- Automated decision-making: Multiple tasks involved in credit risk management, such as loan approvals and loan performance monitoring, can be automated. Loan management software plays a crucial role in streamlining these credit risk management tasks. Doing so saves time and money and improves the accuracy and consistency of lending processes.
- Credit and risk scoring: Artificial intelligence (AI) systems can also create accurate credit scoring models. Credit scoring models are used to predict the likelihood that a borrower will default on a loan. Likewise, lenders can use credit scoring models to make more informed decisions and to price loans more accurately.
- Fraud detection: Advanced fraud detection tools can identify anomalies, such as fake names or addresses. This can help lenders prevent fraud and protect their customers.

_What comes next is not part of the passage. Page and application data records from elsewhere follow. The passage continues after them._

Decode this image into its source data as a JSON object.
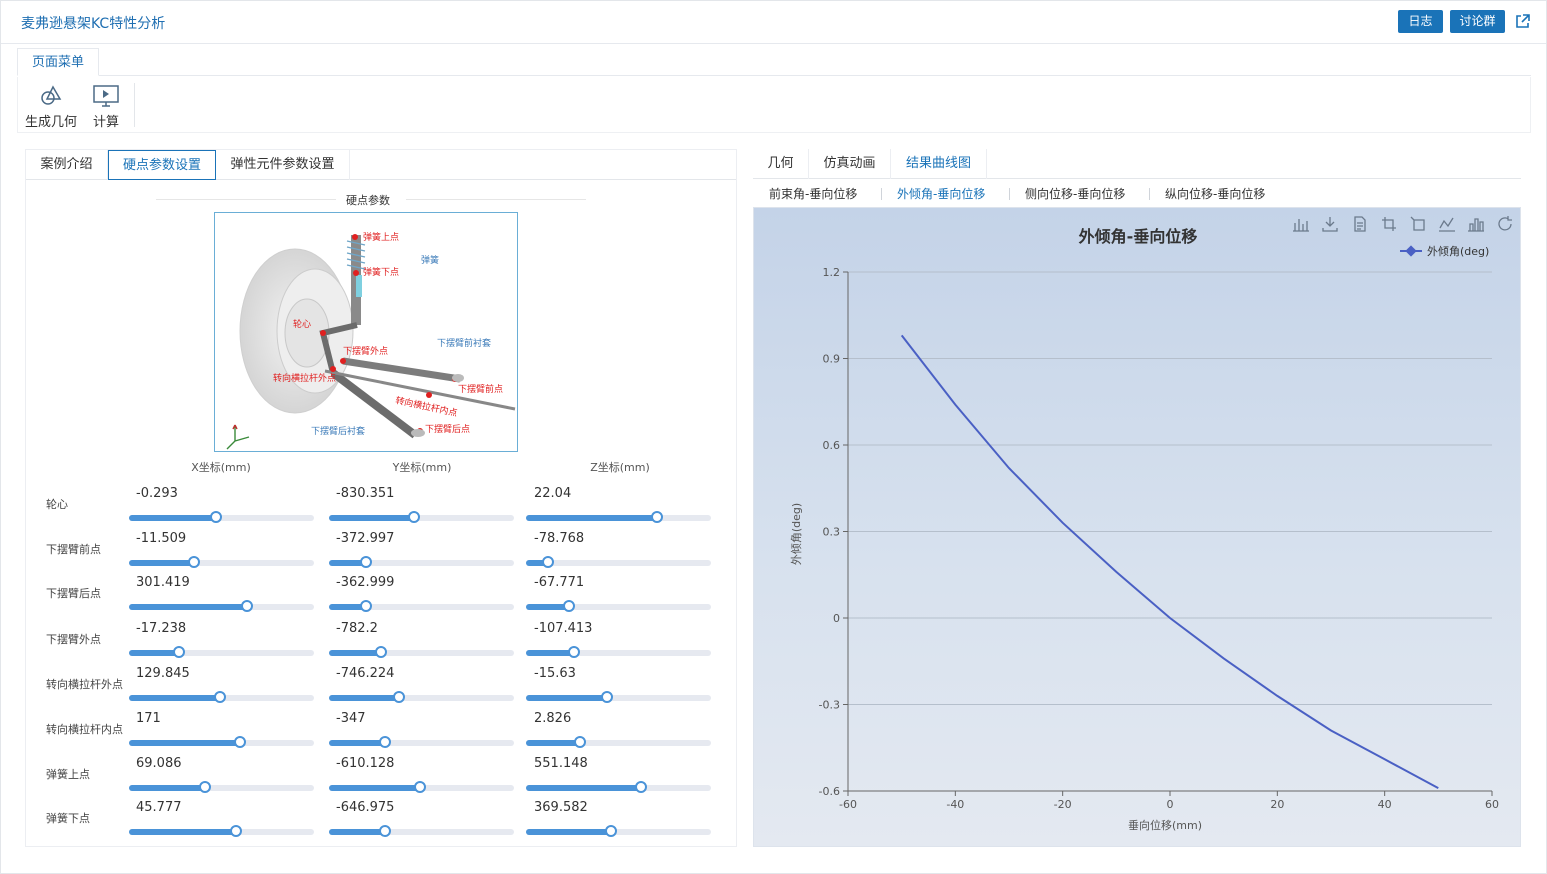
{
  "header": {
    "title": "麦弗逊悬架KC特性分析",
    "log_button": "日志",
    "discuss_button": "讨论群"
  },
  "menu": {
    "tab_label": "页面菜单",
    "tools": [
      {
        "label": "生成几何",
        "icon": "geometry-shapes-icon"
      },
      {
        "label": "计算",
        "icon": "compute-monitor-icon"
      }
    ]
  },
  "left_tabs": [
    "案例介绍",
    "硬点参数设置",
    "弹性元件参数设置"
  ],
  "left_active_tab": "硬点参数设置",
  "hardpoint_section": {
    "title": "硬点参数",
    "columns": [
      "X坐标(mm)",
      "Y坐标(mm)",
      "Z坐标(mm)"
    ],
    "diagram_labels": [
      "弹簧上点",
      "弹簧",
      "弹簧下点",
      "轮心",
      "下摆臂外点",
      "下摆臂前衬套",
      "转向横拉杆外点",
      "下摆臂前点",
      "转向横拉杆内点",
      "下摆臂后衬套",
      "下摆臂后点"
    ],
    "rows": [
      {
        "label": "轮心",
        "values": [
          "-0.293",
          "-830.351",
          "22.04"
        ],
        "fractions": [
          0.47,
          0.46,
          0.71
        ]
      },
      {
        "label": "下摆臂前点",
        "values": [
          "-11.509",
          "-372.997",
          "-78.768"
        ],
        "fractions": [
          0.35,
          0.2,
          0.12
        ]
      },
      {
        "label": "下摆臂后点",
        "values": [
          "301.419",
          "-362.999",
          "-67.771"
        ],
        "fractions": [
          0.64,
          0.2,
          0.23
        ]
      },
      {
        "label": "下摆臂外点",
        "values": [
          "-17.238",
          "-782.2",
          "-107.413"
        ],
        "fractions": [
          0.27,
          0.28,
          0.26
        ]
      },
      {
        "label": "转向横拉杆外点",
        "values": [
          "129.845",
          "-746.224",
          "-15.63"
        ],
        "fractions": [
          0.49,
          0.38,
          0.44
        ]
      },
      {
        "label": "转向横拉杆内点",
        "values": [
          "171",
          "-347",
          "2.826"
        ],
        "fractions": [
          0.6,
          0.3,
          0.29
        ]
      },
      {
        "label": "弹簧上点",
        "values": [
          "69.086",
          "-610.128",
          "551.148"
        ],
        "fractions": [
          0.41,
          0.49,
          0.62
        ]
      },
      {
        "label": "弹簧下点",
        "values": [
          "45.777",
          "-646.975",
          "369.582"
        ],
        "fractions": [
          0.58,
          0.3,
          0.46
        ]
      }
    ]
  },
  "right_tabs": [
    "几何",
    "仿真动画",
    "结果曲线图"
  ],
  "right_active_tab": "结果曲线图",
  "sub_tabs": [
    "前束角-垂向位移",
    "外倾角-垂向位移",
    "侧向位移-垂向位移",
    "纵向位移-垂向位移"
  ],
  "sub_active": "外倾角-垂向位移",
  "chart_tools": [
    "bar-stack-icon",
    "download-icon",
    "data-view-icon",
    "zoom-icon",
    "zoom-reset-icon",
    "line-chart-icon",
    "bar-chart-icon",
    "refresh-icon"
  ],
  "chart_data": {
    "type": "line",
    "title": "外倾角-垂向位移",
    "xlabel": "垂向位移(mm)",
    "ylabel": "外倾角(deg)",
    "xlim": [
      -60,
      60
    ],
    "ylim": [
      -0.6,
      1.2
    ],
    "xticks": [
      -60,
      -40,
      -20,
      0,
      20,
      40,
      60
    ],
    "yticks": [
      -0.6,
      -0.3,
      0,
      0.3,
      0.6,
      0.9,
      1.2
    ],
    "legend": "top-right",
    "grid": true,
    "series": [
      {
        "name": "外倾角(deg)",
        "color": "#4a60c4",
        "x": [
          -50,
          -40,
          -30,
          -20,
          -10,
          0,
          10,
          20,
          30,
          40,
          50
        ],
        "y": [
          0.98,
          0.74,
          0.52,
          0.33,
          0.16,
          0.0,
          -0.14,
          -0.27,
          -0.39,
          -0.49,
          -0.59
        ]
      }
    ]
  }
}
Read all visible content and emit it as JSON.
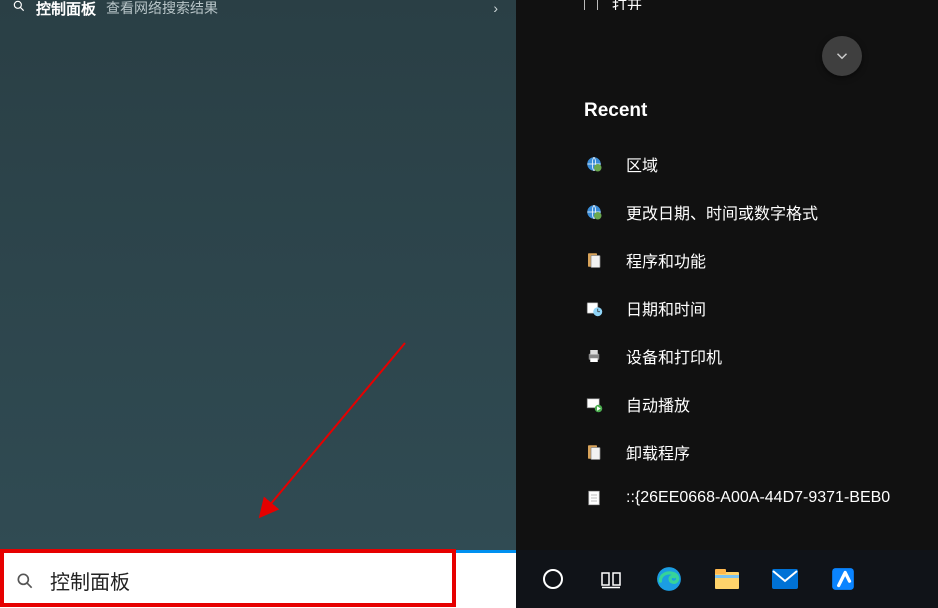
{
  "top_result": {
    "title": "控制面板",
    "subtitle": "查看网络搜索结果"
  },
  "detail": {
    "open_label": "打开",
    "recent_header": "Recent",
    "recent_items": [
      {
        "label": "区域",
        "icon": "globe-settings-icon"
      },
      {
        "label": "更改日期、时间或数字格式",
        "icon": "globe-settings-icon"
      },
      {
        "label": "程序和功能",
        "icon": "programs-icon"
      },
      {
        "label": "日期和时间",
        "icon": "datetime-icon"
      },
      {
        "label": "设备和打印机",
        "icon": "printer-icon"
      },
      {
        "label": "自动播放",
        "icon": "autoplay-icon"
      },
      {
        "label": "卸载程序",
        "icon": "programs-icon"
      },
      {
        "label": "::{26EE0668-A00A-44D7-9371-BEB0",
        "icon": "file-icon"
      }
    ]
  },
  "search": {
    "value": "控制面板"
  },
  "taskbar": {
    "items": [
      {
        "name": "cortana-icon"
      },
      {
        "name": "taskview-icon"
      },
      {
        "name": "edge-icon"
      },
      {
        "name": "explorer-icon"
      },
      {
        "name": "mail-icon"
      },
      {
        "name": "app-icon"
      }
    ]
  }
}
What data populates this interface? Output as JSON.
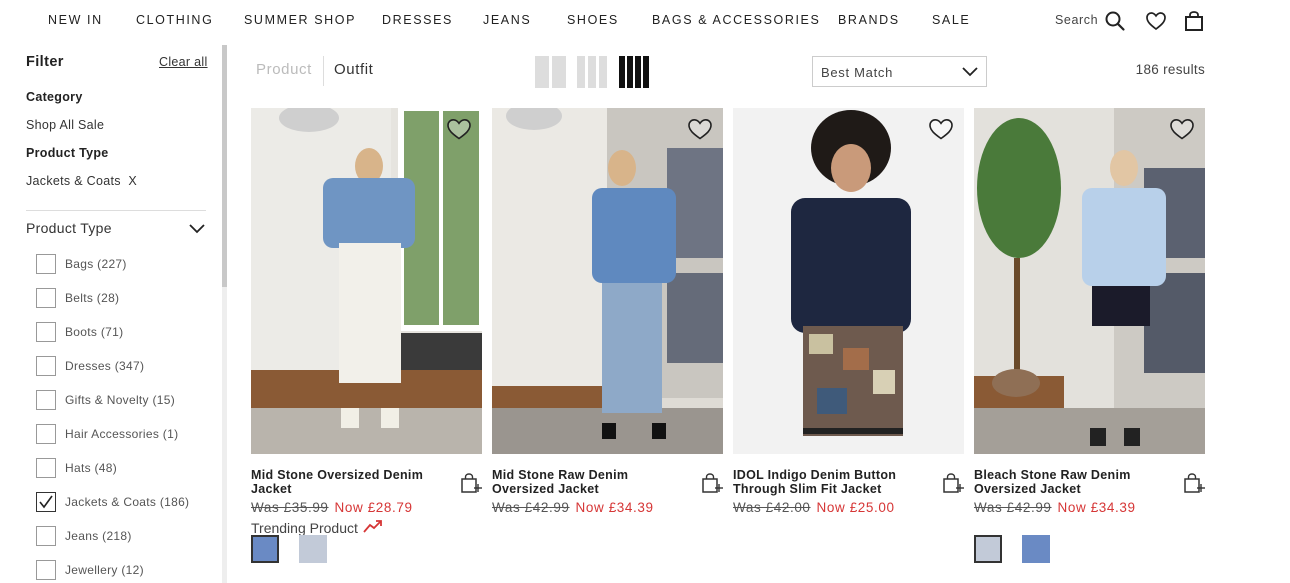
{
  "nav": {
    "items": [
      "NEW IN",
      "CLOTHING",
      "SUMMER SHOP",
      "DRESSES",
      "JEANS",
      "SHOES",
      "BAGS & ACCESSORIES",
      "BRANDS",
      "SALE"
    ],
    "search_label": "Search"
  },
  "filter": {
    "title": "Filter",
    "clear_all": "Clear all",
    "category_label": "Category",
    "category_value": "Shop All Sale",
    "product_type_label": "Product Type",
    "product_type_value": "Jackets & Coats  X",
    "section_title": "Product Type",
    "options": [
      {
        "label": "Bags (227)",
        "checked": false
      },
      {
        "label": "Belts (28)",
        "checked": false
      },
      {
        "label": "Boots (71)",
        "checked": false
      },
      {
        "label": "Dresses (347)",
        "checked": false
      },
      {
        "label": "Gifts & Novelty (15)",
        "checked": false
      },
      {
        "label": "Hair Accessories (1)",
        "checked": false
      },
      {
        "label": "Hats (48)",
        "checked": false
      },
      {
        "label": "Jackets & Coats (186)",
        "checked": true
      },
      {
        "label": "Jeans (218)",
        "checked": false
      },
      {
        "label": "Jewellery (12)",
        "checked": false
      }
    ]
  },
  "toolbar": {
    "tab_product": "Product",
    "tab_outfit": "Outfit",
    "sort_value": "Best Match",
    "results": "186 results"
  },
  "products": [
    {
      "name": "Mid Stone Oversized Denim Jacket",
      "was": "Was £35.99",
      "now": "Now £28.79",
      "trending": "Trending Product",
      "swatches": [
        "#6a8ac4",
        "#c2cad8"
      ]
    },
    {
      "name": "Mid Stone Raw Denim Oversized Jacket",
      "was": "Was £42.99",
      "now": "Now £34.39",
      "trending": "",
      "swatches": []
    },
    {
      "name": "IDOL Indigo Denim Button Through Slim Fit Jacket",
      "was": "Was £42.00",
      "now": "Now £25.00",
      "trending": "",
      "swatches": []
    },
    {
      "name": "Bleach Stone Raw Denim Oversized Jacket",
      "was": "Was £42.99",
      "now": "Now £34.39",
      "trending": "",
      "swatches": [
        "#c2cad8",
        "#6a8ac4"
      ]
    }
  ],
  "colors": {
    "sale_price": "#d63636",
    "swatch_mid_blue": "#6a8ac4",
    "swatch_light_blue": "#c2cad8"
  }
}
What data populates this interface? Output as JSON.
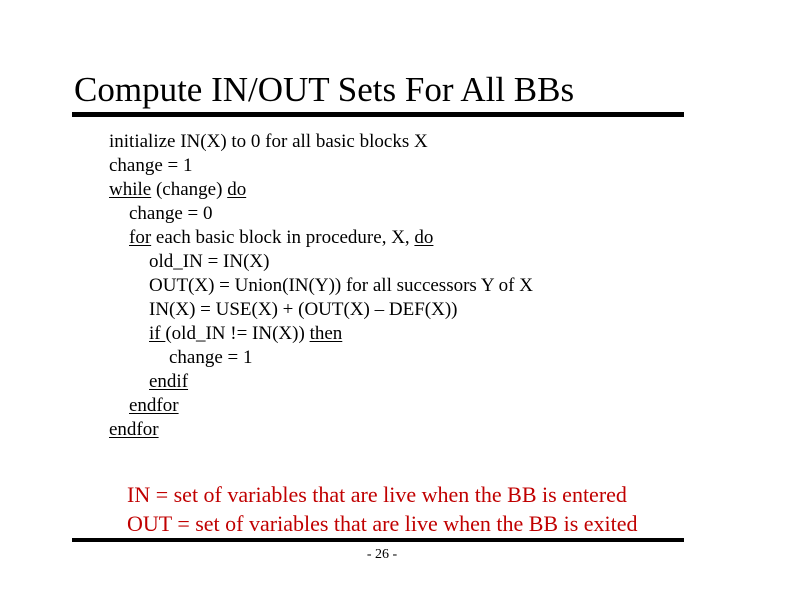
{
  "slide": {
    "title": "Compute IN/OUT Sets For All BBs",
    "page_number": "- 26 -"
  },
  "colors": {
    "text": "#000000",
    "definition_text": "#c00000",
    "rule": "#000000",
    "background": "#ffffff"
  },
  "code": {
    "lines": [
      {
        "indent": 0,
        "parts": [
          {
            "text": "initialize IN(X) to 0 for all basic blocks X",
            "keyword": false
          }
        ]
      },
      {
        "indent": 0,
        "parts": [
          {
            "text": "change = 1",
            "keyword": false
          }
        ]
      },
      {
        "indent": 0,
        "parts": [
          {
            "text": "while",
            "keyword": true
          },
          {
            "text": " (change) ",
            "keyword": false
          },
          {
            "text": "do",
            "keyword": true
          }
        ]
      },
      {
        "indent": 1,
        "parts": [
          {
            "text": "change = 0",
            "keyword": false
          }
        ]
      },
      {
        "indent": 1,
        "parts": [
          {
            "text": "for",
            "keyword": true
          },
          {
            "text": " each basic block in procedure, X, ",
            "keyword": false
          },
          {
            "text": "do",
            "keyword": true
          }
        ]
      },
      {
        "indent": 2,
        "parts": [
          {
            "text": "old_IN = IN(X)",
            "keyword": false
          }
        ]
      },
      {
        "indent": 2,
        "parts": [
          {
            "text": "OUT(X) = Union(IN(Y)) for all successors Y of X",
            "keyword": false
          }
        ]
      },
      {
        "indent": 2,
        "parts": [
          {
            "text": "IN(X) = USE(X) + (OUT(X) – DEF(X))",
            "keyword": false
          }
        ]
      },
      {
        "indent": 2,
        "parts": [
          {
            "text": "if ",
            "keyword": true
          },
          {
            "text": "(old_IN != IN(X)) ",
            "keyword": false
          },
          {
            "text": "then",
            "keyword": true
          }
        ]
      },
      {
        "indent": 3,
        "parts": [
          {
            "text": "change = 1",
            "keyword": false
          }
        ]
      },
      {
        "indent": 2,
        "parts": [
          {
            "text": "endif",
            "keyword": true
          }
        ]
      },
      {
        "indent": 1,
        "parts": [
          {
            "text": "endfor",
            "keyword": true
          }
        ]
      },
      {
        "indent": 0,
        "parts": [
          {
            "text": "endfor",
            "keyword": true
          }
        ]
      }
    ]
  },
  "definitions": [
    "IN = set of variables that are live when the BB is entered",
    "OUT = set of variables that are live when the BB is exited"
  ]
}
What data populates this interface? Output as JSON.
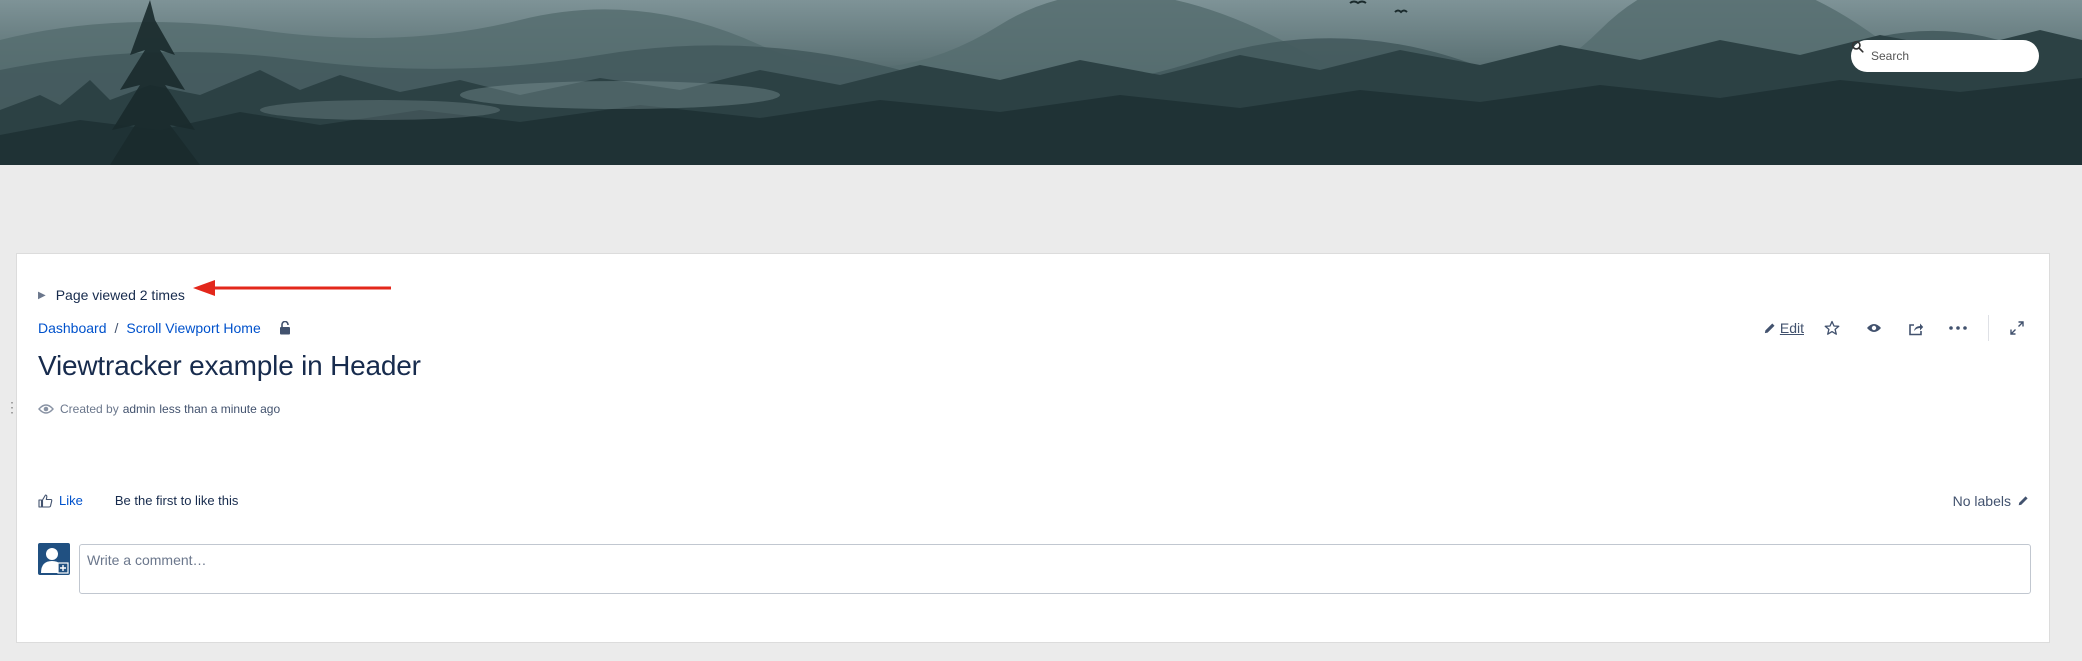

As you can see, tech allows lenders to evaluate borrowers meticulously, leading to more accurate risk assessments and lending decisions. Moreover, it reduces a lot of risks both technical and man-made.
3. Conduct A Thorough Credit Analysis
Credit analysis involves assessing the creditworthiness of borrowers and determining the likelihood of default. To conduct one thoroughly, you need to gather and analyze a range of information, including financial statements, credit reports, and industry trends from traditional and alternative data sources.
Lenders use a set of criteria to evaluate a borrower’s creditworthiness. These so-called 5 Cs of credit go as follows:
- Character: The borrower must have a good reputation for paying debts on time.
- Capacity: Borrowers’ income, expenses, and other debts can determine whether they can make the required payments.
- Capital: Lenders consider the borrower’s net worth, savings, and investments to determine whether they have sufficient capital to support the loan.
- Collateral: For secured loans, lenders evaluate the value of the collateral and its ability to cover the loan amount in case of default.
- Conditions: Factors such as interest rates, inflation, the current economic state, and how they affect the borrower’s repayment capacities are assessed before credit approval.
Credit analysts can make informed decisions before approving a loan and setting an interest rate by evaluating these factors.
4. Diversify Your Credit Portfolio
Diversifying your credit portfolio minimizes your exposure to any one borrower or industry. This can help mitigate potential losses and improve the overall health of your credit reserves.
Lending institutions are encouraged to invest in various assets with different risk profiles. This can include loans to borrowers in different industries, geographic regions, and credit profiles. However, it’s important to note that diversification alone does not guarantee protection against losses.
5. Constantly Review Your Policies
Reviewing policies, workflows, and results can help organizations better manage credit risk.
Here are some ways it does that:
- Identifying and mitigating risks: By routinely reviewing policies and procedures, organizations can identify and mitigate threats before they cause problems. These evolve across all fronts. So, companies must constantly update their policies to ensure optimal risk protection.
- Improving efficiency: Manual credit evaluation and approval processes can be time-consuming and costly. An organization can improve efficiency and its bottom line by reviewing processes and identifying areas for improvement through measures like automation.
- Ensuring compliance: Lenders must keep up with ever-changing regulatory rules to avoid fines and potential legal issues. By regularly reviewing the system and guaranteeing proper documentation, the organization can ensure compliance with credit laws.
Periodically identifying and mitigating risks, improving efficiency, and ensuring compliance allows companies to meet regulatory requirements and their clients’ needs in nearly all situations.
Mitigation Is Management
Credit risk management is a complex and dynamic process that requires constant adaptation and improvement. By following the practices outlined in this article, credit risk managers can mitigate threats, improve their credit portfolio, and ensure their organization’s long-term success.
With the right tools and strategies, analysts and managers can stay ahead of the curve and confidently navigate emerging and future challenges in the credit market.